The amount of time you can realistically and regularly spend on your website will influence your decision about which method is right for you. Be honest with yourself about how much time you can put in, and pick accordingly.
By thinking about all these things before you start building your website, you’ll find you can get a more accurate answer to the question: how much will my website cost? You’ll be in a better position to both save money, and make your money go further in building your website.
Here’s a quick summary to help you get an idea of which building method might best suit your needs and your budget:
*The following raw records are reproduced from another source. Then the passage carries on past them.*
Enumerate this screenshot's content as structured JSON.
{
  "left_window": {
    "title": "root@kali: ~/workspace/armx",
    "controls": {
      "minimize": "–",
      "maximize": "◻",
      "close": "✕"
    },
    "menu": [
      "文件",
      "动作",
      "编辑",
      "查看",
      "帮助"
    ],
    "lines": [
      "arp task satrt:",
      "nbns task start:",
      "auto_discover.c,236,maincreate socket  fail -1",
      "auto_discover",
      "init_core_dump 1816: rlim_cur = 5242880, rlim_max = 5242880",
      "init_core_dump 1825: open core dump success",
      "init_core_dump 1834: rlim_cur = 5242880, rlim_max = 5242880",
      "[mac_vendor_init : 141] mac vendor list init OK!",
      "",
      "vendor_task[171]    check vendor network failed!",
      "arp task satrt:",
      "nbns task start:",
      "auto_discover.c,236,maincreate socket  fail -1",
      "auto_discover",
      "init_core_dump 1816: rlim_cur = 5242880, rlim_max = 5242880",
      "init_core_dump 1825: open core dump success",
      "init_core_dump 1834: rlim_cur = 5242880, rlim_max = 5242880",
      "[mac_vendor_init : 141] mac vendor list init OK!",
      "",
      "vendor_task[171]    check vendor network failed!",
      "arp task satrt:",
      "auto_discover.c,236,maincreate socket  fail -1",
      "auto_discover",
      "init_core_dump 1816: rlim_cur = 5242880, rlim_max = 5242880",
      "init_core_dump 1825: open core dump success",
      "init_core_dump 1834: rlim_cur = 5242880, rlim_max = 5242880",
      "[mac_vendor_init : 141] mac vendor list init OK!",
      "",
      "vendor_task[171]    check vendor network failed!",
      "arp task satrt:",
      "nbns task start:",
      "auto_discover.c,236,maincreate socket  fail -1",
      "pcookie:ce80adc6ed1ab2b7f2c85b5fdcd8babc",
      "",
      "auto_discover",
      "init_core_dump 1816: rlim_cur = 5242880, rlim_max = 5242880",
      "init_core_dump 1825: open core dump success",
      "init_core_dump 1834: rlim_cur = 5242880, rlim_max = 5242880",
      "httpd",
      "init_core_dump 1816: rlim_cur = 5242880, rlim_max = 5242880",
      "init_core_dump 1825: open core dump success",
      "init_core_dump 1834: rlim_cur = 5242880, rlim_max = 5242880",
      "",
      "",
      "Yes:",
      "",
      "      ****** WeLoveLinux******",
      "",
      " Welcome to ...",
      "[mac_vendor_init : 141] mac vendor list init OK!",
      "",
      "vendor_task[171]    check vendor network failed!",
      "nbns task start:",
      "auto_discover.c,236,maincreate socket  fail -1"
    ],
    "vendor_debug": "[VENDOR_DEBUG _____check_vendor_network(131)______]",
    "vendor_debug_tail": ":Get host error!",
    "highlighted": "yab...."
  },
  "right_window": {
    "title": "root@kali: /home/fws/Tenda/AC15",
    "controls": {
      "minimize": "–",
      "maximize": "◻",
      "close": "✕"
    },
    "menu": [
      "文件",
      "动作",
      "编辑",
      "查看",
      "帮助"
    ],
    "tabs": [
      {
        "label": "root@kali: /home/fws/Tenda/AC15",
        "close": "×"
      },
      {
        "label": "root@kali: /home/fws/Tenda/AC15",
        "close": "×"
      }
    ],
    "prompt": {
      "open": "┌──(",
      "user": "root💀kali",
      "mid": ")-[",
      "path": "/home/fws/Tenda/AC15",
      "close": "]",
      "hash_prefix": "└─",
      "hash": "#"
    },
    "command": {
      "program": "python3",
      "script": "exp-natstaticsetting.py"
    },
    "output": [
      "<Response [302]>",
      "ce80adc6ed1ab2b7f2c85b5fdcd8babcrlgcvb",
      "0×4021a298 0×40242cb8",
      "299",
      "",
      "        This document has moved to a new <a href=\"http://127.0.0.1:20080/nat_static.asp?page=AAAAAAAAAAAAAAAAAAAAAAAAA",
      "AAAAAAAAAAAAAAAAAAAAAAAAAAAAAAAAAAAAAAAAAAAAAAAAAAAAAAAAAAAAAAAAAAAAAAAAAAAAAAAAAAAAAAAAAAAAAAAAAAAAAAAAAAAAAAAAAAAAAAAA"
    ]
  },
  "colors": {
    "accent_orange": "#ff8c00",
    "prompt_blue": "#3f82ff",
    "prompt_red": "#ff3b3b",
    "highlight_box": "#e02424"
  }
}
- Website Builders: If you want to dip your toe into the world of website building without worrying about your technical skills or needing a large budget, website builders are perfect for creating a professional site without any hassle. You can run your own site without investing too much time or money.
- WordPress: If you want full control over your website, don’t mind handling the technical side of things, and have wriggle room in your budget, then WordPress is a sensible option. You also have the choice to hire a developer to help you if you want.
- Web Designer: If you have a big budget and would prefer someone else to handle everything, then a web designer can take the work out of your hands. This is also recommended if you have complex needs beyond your own technical abilities.
Next, we’ll recap the three main methods of building a website and how much it costs to build a website with each one, to help you pick the best value option for you.
We’ve walked you through the costs involved in making a website, from using a website builder to hiring a professional designer to build it for you. Hopefully you now have a clearer idea of the best method for you, and which one best suits your budget.
Remember that working out how much a website costs isn’t just about money. It’s also about the other resources you have, such as time, tech skills, and design skills. If you have tons of time, you can learn new skills, but if you’re pressed for time and have a large budget, you can delegate the work to a professional.
Thinking about what you want from your site, how much time and money you can realistically put into your site, and how you want to run your site on a day to day basis, will all help you make the most of your money in the long run.
Although every site comes with its own unique set of costs, here’s a recap of our estimates, to help you pick the best option for you.
Website Cost: Recap
- Use a website builder: $6 – $50 per month – cheapest option
- Use WordPress: $35 – $780 upfront cost, $11 – $50 per month ongoing cost – lots of control over how cheap (or expensive) your site ends up being
- Hire a web designer: $500 – $10,000+ – minimal time investment, but most expensive option
Whether you’re counting out every cent or have a huge budget to play with, there is a website building option for you. The most important thing is to get value for your money. Here’s a summary of each method to help you pick the right one for you:
We recommend using a website builder if:
- You have a tight budget
- You’re a first-time builder
- You’re short on time
- You want to have a go at creating a site yourself
- You don’t want to deal with all the technical stuff
We recommend using WordPress if:
- You have a little more wriggle room in your budget
- You want total control over your site
- You have plenty of time
- You want a high level of customization
- You’d enjoy handling all the technical stuff
We recommend using a web designer if:
- You have a large budget
- You don’t want the responsibility of creating a site yourself
- You’re very short on time
- You need a very complex or custom design
- You’d be happy letting a professional manage your site
Building a website doesn’t have to be expensive – as long as you pick the right method and get value for your money, your website will be worth every cent. Happy building!